Just like in a Relational Database, data in HBase is stored in Tables and these Tables are stored in Regions. When a Table becomes too big, the Table is partitioned into multiple Regions. These Regions are assigned to Region Servers across the cluster. Each Region Server hosts roughly the same number of Regions.
The HMaster in the HBase is responsible for
- Performing Administration
- Managing and Monitoring the Cluster
- Assigning Regions to the Region Servers
- Controlling the Load Balancing and Failover
On the other hand, the HRegionServer perform the following work
- Hosting and managing Regions
- Splitting the Regions automatically
- Handling the read/write requests
- Communicating with the Clients directly
Each Region Server contains a Write-Ahead Log (called HLog) and multiple Regions. Each Region in turn is made up of a MemStore and multiple StoreFiles (HFile). The data lives in these StoreFiles in the form of Column Families (explained below). The MemStore holds in-memory modifications to the Store (data).
The mapping of Regions to Region Server is kept in a system table called .META. When trying to read or write data from HBase, the clients read the required Region information from the .META table and directly communicate with the appropriate Region Server. Each Region is identified by the start key (inclusive) and the end key (exclusive)
HBase Data Model
The Data Model in HBase is designed to accommodate semi-structured data that could vary in field size, data type and columns. Additionally, the layout of the data model makes it easier to partition the data and distribute it across the cluster. The Data Model in HBase is made of different logical components such as Tables, Rows, Column Families, Columns, Cells and Versions.
Tables – The HBase Tables are more like logical collection of rows stored in separate partitions called Regions. As shown above, every Region is then served by exactly one Region Server. The figure above shows a representation of a Table.
Rows – A row is one instance of data in a table and is identified by a rowkey. Rowkeys are unique in a Table and are always treated as a byte.
Column Families – Data in a row are grouped together as Column Families. Each Column Family has one more Columns and these Columns in a family are stored together in a low level storage file known as HFile. Column Families form the basic unit of physical storage to which certain HBase features like compression are applied. Hence it’s important that proper care be taken when designing Column Families in table.
The table above shows Customer and Sales Column Families. The Customer Column Family is made up 2 columns – Name and City, whereas the Sales Column Families is made up to 2 columns – Product and Amount.
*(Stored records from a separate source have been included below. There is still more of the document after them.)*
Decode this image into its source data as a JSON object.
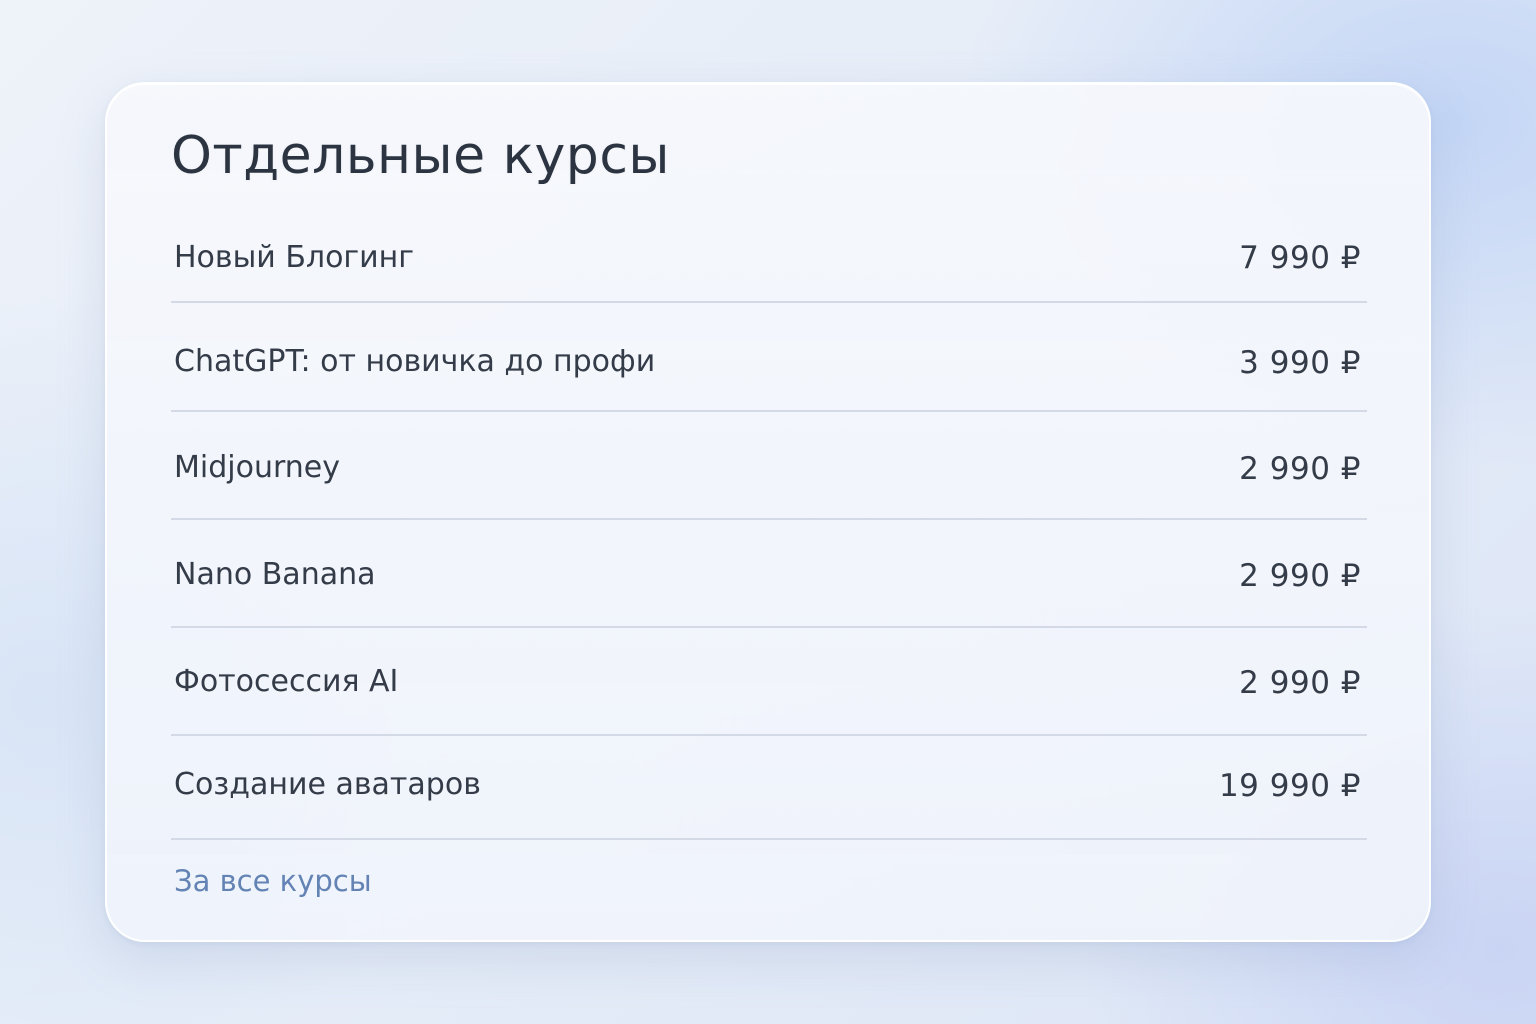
{
  "card": {
    "title": "Отдельные курсы",
    "courses": [
      {
        "name": "Новый Блогинг",
        "price": "7 990 ₽"
      },
      {
        "name": "ChatGPT: от новичка до профи",
        "price": "3 990 ₽"
      },
      {
        "name": "Midjourney",
        "price": "2 990 ₽"
      },
      {
        "name": "Nano Banana",
        "price": "2 990 ₽"
      },
      {
        "name": "Фотосессия AI",
        "price": "2 990 ₽"
      },
      {
        "name": "Создание аватаров",
        "price": "19 990 ₽"
      }
    ],
    "footer_link": "За все курсы"
  }
}
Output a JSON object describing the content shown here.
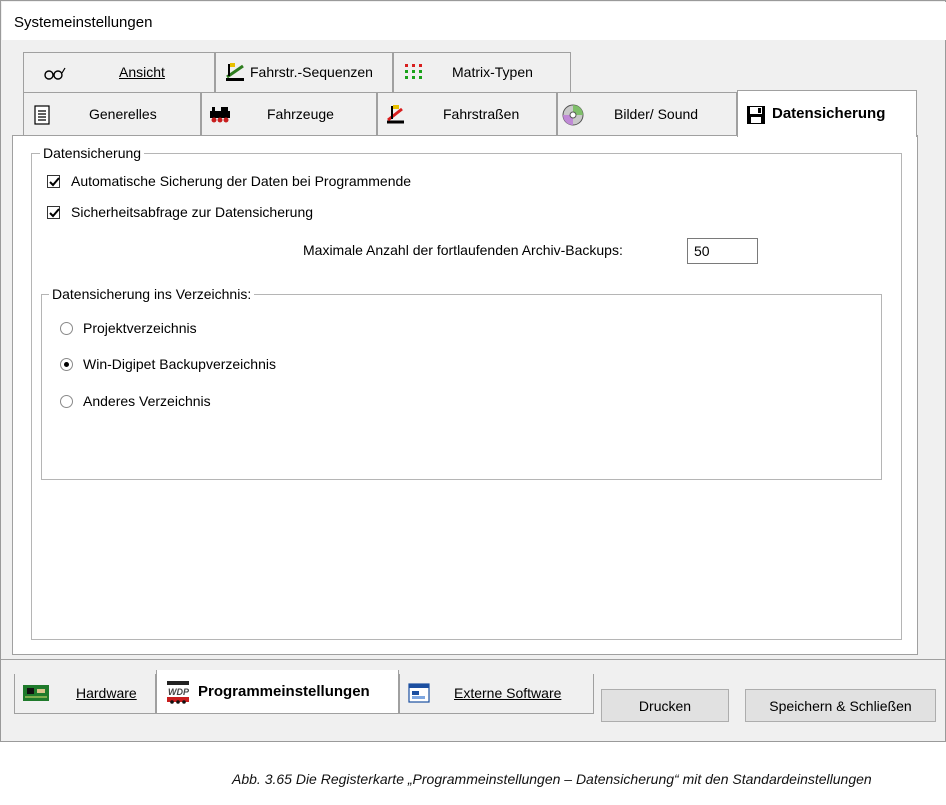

Columns – A Column Family is made of one or more columns. A Column is identified by a Column Qualifier that consists of the Column Family name concatenated with the Column name using a colon – example: columnfamily:columnname. There can be multiple Columns within a Column Family and Rows within a table can have varied number of Columns.
Cell – A Cell stores data and is essentially a unique combination of rowkey, Column Family and the Column (Column Qualifier). The data stored in a Cell is called its value and the data type is always treated as byte.
Version – The data stored in a cell is versioned and versions of data are identified by the timestamp. The number of versions of data retained in a column family is configurable and this value by default is 3.
In this article we looked at the major differences between HBase and other commonly used relational data stores and concepts. We also reviewed the HBase Physical Architecture and Logical Data Model. In the next article, we will cover the different ways in which clients can communicate with HBase and some of the other features that make HBase unique and well-suited for distributed data processing. Look forward to your questions and comments!